- Be sure to keep it clean. Flares of multiple sclerosis have been linked to a number of different viral illnesses, including the common cold, mononucleosis, and even the flu.
- Pack your luggage! Send it out on Pinterest.
- Discover your people. Spread the word on Pinterest
Can MS burn itself out?
Some people with multiple sclerosis (MS), even those with a progressive form of the disease, do achieve a plateau in which their symptoms don’t appear to become any worse over time. It is not feasible to predict which individuals will reach the stage when the disease may ″burn itself out,″ which can be frustrating for both patients and their treating physicians.
Does MS get worse at night?
″Neuropathic pain, which is typically characterized as scorching, shooting, searing, or terribly agonizing, is the type of MS pain that most usually prevents people from sleeping. This discomfort may be constant, and it frequently becomes worse when I’m sleeping.
Do MS symptoms come on suddenly?
- In the vast majority of cases, the first sign of multiple sclerosis is a nonspecific symptom that goes away entirely after a few days or weeks.
- The symptoms may present itself all of a sudden, then disappear for years after the initial incident, or in other situations, they may never recur at all.
- The symptoms of multiple sclerosis are quite diverse and can range from very mild to very severe.
Can MS flare ups come and go?
The onset of a true flare might take anywhere from a few hours to several days, and their duration can range anywhere from a few days to several weeks. It is not always obvious from the beginning whether a person is having a flare or a pseudoexacerbation; thus, there are occasions when the only way to tell is to observe and wait until the symptoms worsen.
What was your first symptom of MS?
- This is (usually) where multiple sclerosis will begin.
- Although other symptoms of multiple sclerosis might present in the early stages of the disease, there are two in particular that stand out as happening more frequently than others: According to Shoemaker, the inflammation of the optic nerve, also known as optic neuritis, is often the most prevalent.
- You might have discomfort in your eyes, hazy vision, and a headache.
Are MS symptoms constant or intermittent?
Multiple sclerosis (MS) is a condition in which the symptoms might vary from person to person. They might be quite harmless, or they can be severely debilitating. The symptoms may always be there or they may come and go at different times. The course of the illness often follows one of four distinct patterns.
Can you feel an MS relapse coming on?

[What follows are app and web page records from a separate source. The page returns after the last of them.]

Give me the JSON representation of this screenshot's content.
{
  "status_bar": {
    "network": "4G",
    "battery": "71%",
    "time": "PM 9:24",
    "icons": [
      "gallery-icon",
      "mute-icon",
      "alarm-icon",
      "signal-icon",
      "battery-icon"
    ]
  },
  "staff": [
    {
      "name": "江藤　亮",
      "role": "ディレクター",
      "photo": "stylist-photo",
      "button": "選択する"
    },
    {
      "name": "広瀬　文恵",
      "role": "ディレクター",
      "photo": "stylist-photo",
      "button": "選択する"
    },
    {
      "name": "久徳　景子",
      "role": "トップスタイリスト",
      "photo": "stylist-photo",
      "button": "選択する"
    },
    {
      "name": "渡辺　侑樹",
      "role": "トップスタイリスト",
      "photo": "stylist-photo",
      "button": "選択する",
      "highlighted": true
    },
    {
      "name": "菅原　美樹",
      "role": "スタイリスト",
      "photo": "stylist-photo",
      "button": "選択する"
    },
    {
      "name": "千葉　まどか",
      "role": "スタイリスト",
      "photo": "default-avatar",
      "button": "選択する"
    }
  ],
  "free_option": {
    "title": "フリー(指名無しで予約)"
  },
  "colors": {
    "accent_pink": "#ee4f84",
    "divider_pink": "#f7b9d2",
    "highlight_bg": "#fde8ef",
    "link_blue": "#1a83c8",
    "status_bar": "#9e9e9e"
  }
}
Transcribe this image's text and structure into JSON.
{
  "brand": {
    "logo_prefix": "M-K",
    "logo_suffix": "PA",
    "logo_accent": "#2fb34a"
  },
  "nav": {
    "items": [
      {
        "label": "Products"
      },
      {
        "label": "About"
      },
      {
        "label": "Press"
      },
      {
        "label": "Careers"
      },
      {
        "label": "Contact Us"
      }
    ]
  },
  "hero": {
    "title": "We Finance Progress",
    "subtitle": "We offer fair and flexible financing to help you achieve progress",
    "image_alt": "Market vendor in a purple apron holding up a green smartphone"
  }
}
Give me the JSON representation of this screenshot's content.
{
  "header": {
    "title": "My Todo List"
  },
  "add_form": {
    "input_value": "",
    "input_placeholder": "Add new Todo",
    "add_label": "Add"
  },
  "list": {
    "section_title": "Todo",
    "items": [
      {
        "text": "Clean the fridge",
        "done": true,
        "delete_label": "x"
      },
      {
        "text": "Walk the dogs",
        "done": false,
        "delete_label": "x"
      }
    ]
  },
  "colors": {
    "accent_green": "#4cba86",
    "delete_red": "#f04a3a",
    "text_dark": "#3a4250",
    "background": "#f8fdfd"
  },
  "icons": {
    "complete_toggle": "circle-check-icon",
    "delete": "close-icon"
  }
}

Dizziness. Even though it’s a typical symptom of multiple sclerosis relapses, feeling lightheaded or unstable on your feet may be a very distressing sensation. Damage has occurred in areas of your brain that are responsible for maintaining balance, which is why you are feeling dizzy.
How do I know if it’s an MS relapse?
If you had been symptom-free for at least a month before to the onset of the ones you are experiencing now, then it is considered a relapse. If this is not the case, then your symptoms are still associated with the previous flare-up. They are effective for at least twenty-four hours.
How do you know if MS is progressing?
A measure known as the Expanded Disability Status Scale is used by medical professionals to determine whether or not a condition is becoming worse (EDSS). The EDSS is a scale that may be used to evaluate a person’s level of physical impairment. On the EDSS, level 6 is the cutoff point for patients with multiple sclerosis; two-thirds of these patients will never advance.